ACTIVITY: Character for character, give back every line below.

+++

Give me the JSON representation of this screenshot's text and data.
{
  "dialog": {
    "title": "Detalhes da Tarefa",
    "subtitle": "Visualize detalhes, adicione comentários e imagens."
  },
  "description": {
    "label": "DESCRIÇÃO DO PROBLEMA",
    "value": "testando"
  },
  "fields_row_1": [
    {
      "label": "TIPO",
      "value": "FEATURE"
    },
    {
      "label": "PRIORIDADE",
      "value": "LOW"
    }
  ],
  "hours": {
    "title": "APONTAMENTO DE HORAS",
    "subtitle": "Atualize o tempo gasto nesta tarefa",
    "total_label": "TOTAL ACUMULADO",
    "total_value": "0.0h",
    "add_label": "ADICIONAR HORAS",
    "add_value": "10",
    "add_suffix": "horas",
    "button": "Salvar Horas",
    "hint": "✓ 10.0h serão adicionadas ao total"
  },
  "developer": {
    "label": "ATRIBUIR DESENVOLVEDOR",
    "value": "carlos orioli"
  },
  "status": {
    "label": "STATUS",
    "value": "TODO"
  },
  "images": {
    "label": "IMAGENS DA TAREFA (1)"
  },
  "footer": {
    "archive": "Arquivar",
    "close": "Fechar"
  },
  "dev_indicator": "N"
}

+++

REPLY TO THE TASK:
Give me the JSON representation of this screenshot's text and data.
{
  "dialog": {
    "title": "Detalhes da Tarefa",
    "subtitle": "Visualize detalhes, adicione comentários e imagens."
  },
  "description": {
    "label": "DESCRIÇÃO DO PROBLEMA",
    "value": "testando"
  },
  "fields_row_1": [
    {
      "label": "TIPO",
      "value": "FEATURE"
    },
    {
      "label": "PRIORIDADE",
      "value": "LOW"
    }
  ],
  "hours": {
    "title": "APONTAMENTO DE HORAS",
    "subtitle": "Atualize o tempo gasto nesta tarefa",
    "total_label": "TOTAL ACUMULADO",
    "total_value": "0.0h",
    "add_label": "ADICIONAR HORAS",
    "add_value": "10",
    "add_suffix": "horas",
    "button": "Salvar Horas",
    "hint": "✓ 10.0h serão adicionadas ao total"
  },
  "developer": {
    "label": "ATRIBUIR DESENVOLVEDOR",
    "value": "carlos orioli"
  },
  "status": {
    "label": "STATUS",
    "value": "TODO"
  },
  "images": {
    "label": "IMAGENS DA TAREFA (1)"
  },
  "footer": {
    "archive": "Arquivar",
    "close": "Fechar"
  },
  "dev_indicator": "N"
}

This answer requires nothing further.